Orbital Reconstruction Post Trauma
The orbit is a bony housing in the skull about 2 inches deep that provides protection to the entire eyeball except the front surface. There are a number of bones that create the orbit. Any one of these may be fractured as the result of trauma. The types of trauma that typically cause injury to the orbit include car accidents, falls, sports injuries and blows by hard objects.
If you have experienced orbital trauma you may suffer from such symptoms such as:
- Nose bleeds
- Double vision
- Blurry vision
- Sunken appearance of eyeball
- Facial numbness
An orbital fracture is diagnosed with imaging, usually a CT scan. Fortunately, not all fractures need to be surgically fixed. Most will heal on their own over time. However, if the fracture is unstable, you have persistent double vision or it results in a deformity surgery will likely be necessary.
Surgery is performed under general anesthesia. Various skin incisions are made depending on the location of the fracture. In most cases a metal plate or mesh substance placed in the defect. This stabilizes the fractured bone and repairs the anatomy of the orbit.

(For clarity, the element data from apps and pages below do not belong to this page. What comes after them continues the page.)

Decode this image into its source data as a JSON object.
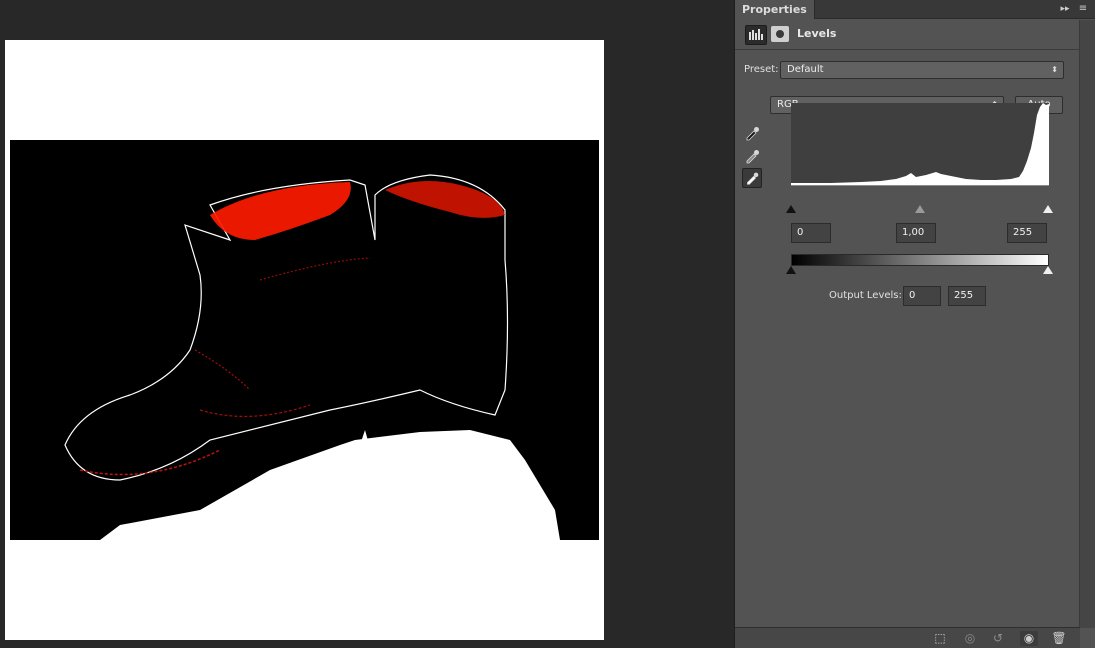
{
  "panel": {
    "tab_label": "Properties",
    "collapse_glyph": "▸▸",
    "menu_glyph": "≡",
    "title": "Levels"
  },
  "preset": {
    "label": "Preset:",
    "value": "Default"
  },
  "channel": {
    "value": "RGB",
    "auto_label": "Auto"
  },
  "input_levels": {
    "black": "0",
    "gamma": "1,00",
    "white": "255"
  },
  "output_levels": {
    "label": "Output Levels:",
    "black": "0",
    "white": "255"
  },
  "icons": {
    "adjustment": "levels-adjustment-icon",
    "mask": "layer-mask-icon",
    "eyedroppers": [
      "black-point-eyedropper-icon",
      "gray-point-eyedropper-icon",
      "white-point-eyedropper-icon"
    ],
    "footer": [
      "clip-to-layer-icon",
      "view-previous-state-icon",
      "reset-icon",
      "visibility-eye-icon",
      "trash-icon"
    ]
  },
  "colors": {
    "panel_bg": "#535353",
    "canvas_bg": "#282828",
    "document_bg": "#ffffff"
  }
}
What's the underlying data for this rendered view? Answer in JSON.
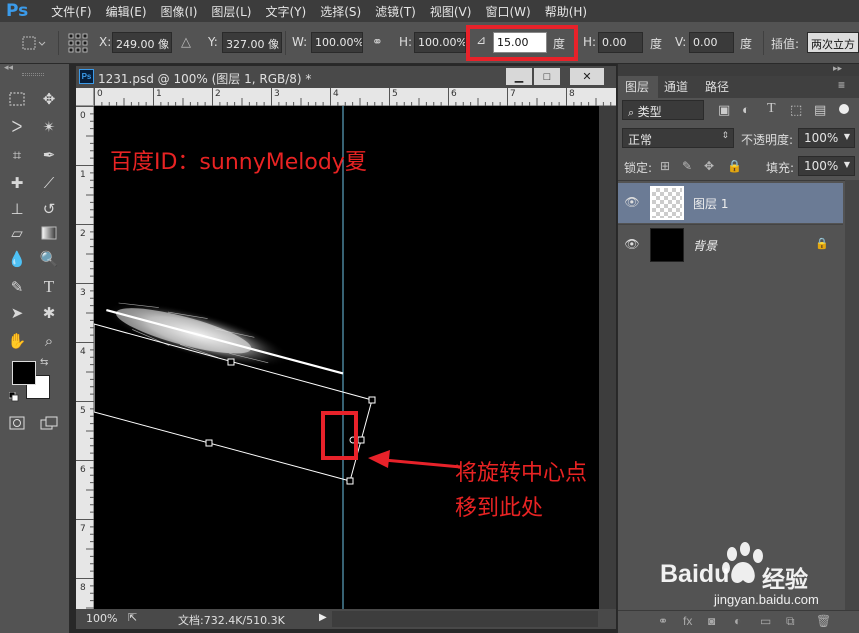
{
  "app": {
    "logo": "Ps",
    "menu": [
      "文件(F)",
      "编辑(E)",
      "图像(I)",
      "图层(L)",
      "文字(Y)",
      "选择(S)",
      "滤镜(T)",
      "视图(V)",
      "窗口(W)",
      "帮助(H)"
    ]
  },
  "options": {
    "x_label": "X:",
    "x_value": "249.00 像",
    "y_label": "Y:",
    "y_value": "327.00 像",
    "w_label": "W:",
    "w_value": "100.00%",
    "h_label": "H:",
    "h_value": "100.00%",
    "angle_value": "15.00",
    "angle_unit": "度",
    "hskew_label": "H:",
    "hskew_value": "0.00",
    "hskew_unit": "度",
    "vskew_label": "V:",
    "vskew_value": "0.00",
    "vskew_unit": "度",
    "interp_label": "插值:",
    "interp_value": "两次立方"
  },
  "document": {
    "title": "1231.psd @ 100% (图层 1, RGB/8) *",
    "ruler_top": [
      "0",
      "1",
      "2",
      "3",
      "4",
      "5",
      "6",
      "7",
      "8"
    ],
    "ruler_left": [
      "0",
      "1",
      "2",
      "3",
      "4",
      "5",
      "6",
      "7",
      "8"
    ],
    "zoom": "100%",
    "doc_info": "文档:732.4K/510.3K"
  },
  "annotations": {
    "watermark": "百度ID：sunnyMelody夏",
    "callout_line1": "将旋转中心点",
    "callout_line2": "移到此处",
    "highlight_color": "#e8222a"
  },
  "panel": {
    "tabs": [
      "图层",
      "通道",
      "路径"
    ],
    "filter_kind": "类型",
    "blend_mode": "正常",
    "opacity_label": "不透明度:",
    "opacity_value": "100%",
    "lock_label": "锁定:",
    "fill_label": "填充:",
    "fill_value": "100%",
    "layers": [
      {
        "name": "图层 1",
        "selected": true
      },
      {
        "name": "背景",
        "selected": false
      }
    ]
  },
  "baidu": {
    "brand": "Baidu",
    "brand_cn": "经验",
    "url": "jingyan.baidu.com"
  }
}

Recovery from reconstruction of the orbit depends on the particular surgery and the health of the patient. You may be required to spend the night in the hospital. You may also have a patch over your eye. After you remove the eye patch you will be instructed to ice the eye in order to decrease swelling and bruising. You will also be given eye drops or ointment to place into the eye. Complete recovery usually requires several weeks.